→ ACTION ITEM:
What lines in the records below hold the string "temperature"? Please show them.

→ RECORDS SUPPLIED:
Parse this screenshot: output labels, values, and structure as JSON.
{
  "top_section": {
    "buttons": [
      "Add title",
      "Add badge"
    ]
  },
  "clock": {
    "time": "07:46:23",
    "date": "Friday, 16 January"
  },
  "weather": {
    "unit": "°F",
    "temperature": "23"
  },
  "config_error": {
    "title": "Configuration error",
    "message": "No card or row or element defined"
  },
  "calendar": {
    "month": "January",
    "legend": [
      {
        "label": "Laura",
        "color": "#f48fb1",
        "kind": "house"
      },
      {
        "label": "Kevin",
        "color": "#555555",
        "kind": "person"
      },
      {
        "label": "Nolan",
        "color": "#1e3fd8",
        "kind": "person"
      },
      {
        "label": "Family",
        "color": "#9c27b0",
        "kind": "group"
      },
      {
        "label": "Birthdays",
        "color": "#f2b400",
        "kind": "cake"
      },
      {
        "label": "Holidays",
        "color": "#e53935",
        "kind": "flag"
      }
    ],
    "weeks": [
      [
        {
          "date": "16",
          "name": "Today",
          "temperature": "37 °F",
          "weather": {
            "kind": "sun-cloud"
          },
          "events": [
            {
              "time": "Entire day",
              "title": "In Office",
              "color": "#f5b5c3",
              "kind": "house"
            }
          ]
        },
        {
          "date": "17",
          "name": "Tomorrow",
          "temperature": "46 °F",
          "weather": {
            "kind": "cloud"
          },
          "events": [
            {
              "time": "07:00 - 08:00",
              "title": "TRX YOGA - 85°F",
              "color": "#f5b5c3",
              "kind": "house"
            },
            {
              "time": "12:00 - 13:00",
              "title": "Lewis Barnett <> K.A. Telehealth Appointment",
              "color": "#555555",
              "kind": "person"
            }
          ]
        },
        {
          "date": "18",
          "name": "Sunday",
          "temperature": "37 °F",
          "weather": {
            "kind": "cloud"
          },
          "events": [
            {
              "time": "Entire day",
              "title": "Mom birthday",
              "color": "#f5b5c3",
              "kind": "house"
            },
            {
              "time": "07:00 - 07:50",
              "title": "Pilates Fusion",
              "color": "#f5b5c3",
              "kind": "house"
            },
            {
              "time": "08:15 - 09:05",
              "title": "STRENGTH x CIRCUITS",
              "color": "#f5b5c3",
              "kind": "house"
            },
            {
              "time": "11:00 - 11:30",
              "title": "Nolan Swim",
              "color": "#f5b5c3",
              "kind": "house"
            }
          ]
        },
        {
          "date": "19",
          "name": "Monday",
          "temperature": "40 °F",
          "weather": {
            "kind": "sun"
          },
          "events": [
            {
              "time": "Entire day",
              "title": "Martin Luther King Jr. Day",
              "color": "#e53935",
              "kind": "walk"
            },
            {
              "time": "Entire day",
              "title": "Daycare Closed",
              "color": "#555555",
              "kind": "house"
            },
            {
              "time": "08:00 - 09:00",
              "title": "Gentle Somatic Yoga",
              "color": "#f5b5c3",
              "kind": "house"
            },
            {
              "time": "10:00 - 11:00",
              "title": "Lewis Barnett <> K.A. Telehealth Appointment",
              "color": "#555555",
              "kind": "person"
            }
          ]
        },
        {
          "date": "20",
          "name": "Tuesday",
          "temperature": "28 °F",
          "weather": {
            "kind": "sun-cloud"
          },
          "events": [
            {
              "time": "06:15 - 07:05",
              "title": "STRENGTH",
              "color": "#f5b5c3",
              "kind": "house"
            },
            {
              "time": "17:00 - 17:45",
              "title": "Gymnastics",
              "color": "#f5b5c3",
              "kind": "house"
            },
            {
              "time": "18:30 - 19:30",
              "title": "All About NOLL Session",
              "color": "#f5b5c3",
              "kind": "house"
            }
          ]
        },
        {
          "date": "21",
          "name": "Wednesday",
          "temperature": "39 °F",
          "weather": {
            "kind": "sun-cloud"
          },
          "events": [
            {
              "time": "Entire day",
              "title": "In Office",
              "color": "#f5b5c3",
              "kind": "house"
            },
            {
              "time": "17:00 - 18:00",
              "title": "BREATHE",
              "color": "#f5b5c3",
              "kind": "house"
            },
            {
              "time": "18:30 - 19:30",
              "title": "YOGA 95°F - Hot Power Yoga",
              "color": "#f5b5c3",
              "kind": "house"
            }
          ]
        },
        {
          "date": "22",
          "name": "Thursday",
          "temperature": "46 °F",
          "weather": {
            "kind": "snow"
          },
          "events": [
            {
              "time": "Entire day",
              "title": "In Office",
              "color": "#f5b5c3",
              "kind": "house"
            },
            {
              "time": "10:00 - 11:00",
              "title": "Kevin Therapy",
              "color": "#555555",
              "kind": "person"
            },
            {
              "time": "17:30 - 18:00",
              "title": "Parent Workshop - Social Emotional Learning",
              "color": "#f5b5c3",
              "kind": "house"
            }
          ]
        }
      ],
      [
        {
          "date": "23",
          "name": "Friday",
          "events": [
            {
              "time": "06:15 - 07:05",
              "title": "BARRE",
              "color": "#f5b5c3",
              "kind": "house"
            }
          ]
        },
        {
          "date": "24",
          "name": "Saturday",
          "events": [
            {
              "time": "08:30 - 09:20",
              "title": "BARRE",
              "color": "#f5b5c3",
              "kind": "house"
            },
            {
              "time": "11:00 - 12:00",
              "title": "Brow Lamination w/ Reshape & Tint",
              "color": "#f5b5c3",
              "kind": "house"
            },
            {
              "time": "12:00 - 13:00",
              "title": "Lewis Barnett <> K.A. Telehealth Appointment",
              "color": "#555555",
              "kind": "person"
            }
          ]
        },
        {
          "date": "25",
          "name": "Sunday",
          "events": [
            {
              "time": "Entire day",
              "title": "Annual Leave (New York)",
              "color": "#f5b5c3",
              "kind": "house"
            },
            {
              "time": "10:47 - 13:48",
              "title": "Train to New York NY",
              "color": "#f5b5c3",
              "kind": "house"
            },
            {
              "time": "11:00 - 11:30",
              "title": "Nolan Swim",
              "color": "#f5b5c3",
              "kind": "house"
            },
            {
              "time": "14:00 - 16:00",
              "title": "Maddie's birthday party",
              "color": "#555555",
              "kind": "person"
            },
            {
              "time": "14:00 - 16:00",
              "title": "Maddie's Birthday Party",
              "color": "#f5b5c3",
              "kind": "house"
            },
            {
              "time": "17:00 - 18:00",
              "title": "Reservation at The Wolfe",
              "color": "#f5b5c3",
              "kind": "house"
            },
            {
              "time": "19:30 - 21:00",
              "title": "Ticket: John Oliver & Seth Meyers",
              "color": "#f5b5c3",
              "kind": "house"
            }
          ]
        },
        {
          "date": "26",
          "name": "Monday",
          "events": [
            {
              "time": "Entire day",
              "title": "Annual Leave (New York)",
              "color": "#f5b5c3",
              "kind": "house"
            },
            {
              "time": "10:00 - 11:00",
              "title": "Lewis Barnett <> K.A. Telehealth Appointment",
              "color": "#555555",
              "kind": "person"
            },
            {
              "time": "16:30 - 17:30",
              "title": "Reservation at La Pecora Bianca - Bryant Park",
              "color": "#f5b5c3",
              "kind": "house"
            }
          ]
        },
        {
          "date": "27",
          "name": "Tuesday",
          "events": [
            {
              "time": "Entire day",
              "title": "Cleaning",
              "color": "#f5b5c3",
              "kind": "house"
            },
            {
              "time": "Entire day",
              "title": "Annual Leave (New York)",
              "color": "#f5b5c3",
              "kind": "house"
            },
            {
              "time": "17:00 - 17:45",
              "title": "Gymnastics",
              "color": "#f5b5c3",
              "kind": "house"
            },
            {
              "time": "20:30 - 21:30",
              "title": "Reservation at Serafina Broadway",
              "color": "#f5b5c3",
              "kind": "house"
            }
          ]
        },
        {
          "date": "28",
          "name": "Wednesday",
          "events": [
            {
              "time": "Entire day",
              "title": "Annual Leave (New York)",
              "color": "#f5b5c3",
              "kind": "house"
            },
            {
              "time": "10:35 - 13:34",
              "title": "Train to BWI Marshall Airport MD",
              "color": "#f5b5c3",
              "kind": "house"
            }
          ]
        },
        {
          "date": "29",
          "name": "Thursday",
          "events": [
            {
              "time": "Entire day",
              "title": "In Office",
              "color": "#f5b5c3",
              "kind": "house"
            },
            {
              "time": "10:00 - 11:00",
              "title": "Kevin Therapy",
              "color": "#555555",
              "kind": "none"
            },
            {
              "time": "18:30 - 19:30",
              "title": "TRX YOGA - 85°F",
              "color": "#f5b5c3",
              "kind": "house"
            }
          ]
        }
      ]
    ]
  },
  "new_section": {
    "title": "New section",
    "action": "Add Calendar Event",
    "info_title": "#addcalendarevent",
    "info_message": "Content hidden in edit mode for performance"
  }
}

→ TASK RESULT:
    "temperature": "23"
          "temperature": "37 °F",
          "temperature": "46 °F",
          "temperature": "37 °F",
          "temperature": "40 °F",
          "temperature": "28 °F",
          "temperature": "39 °F",
          "temperature": "46 °F",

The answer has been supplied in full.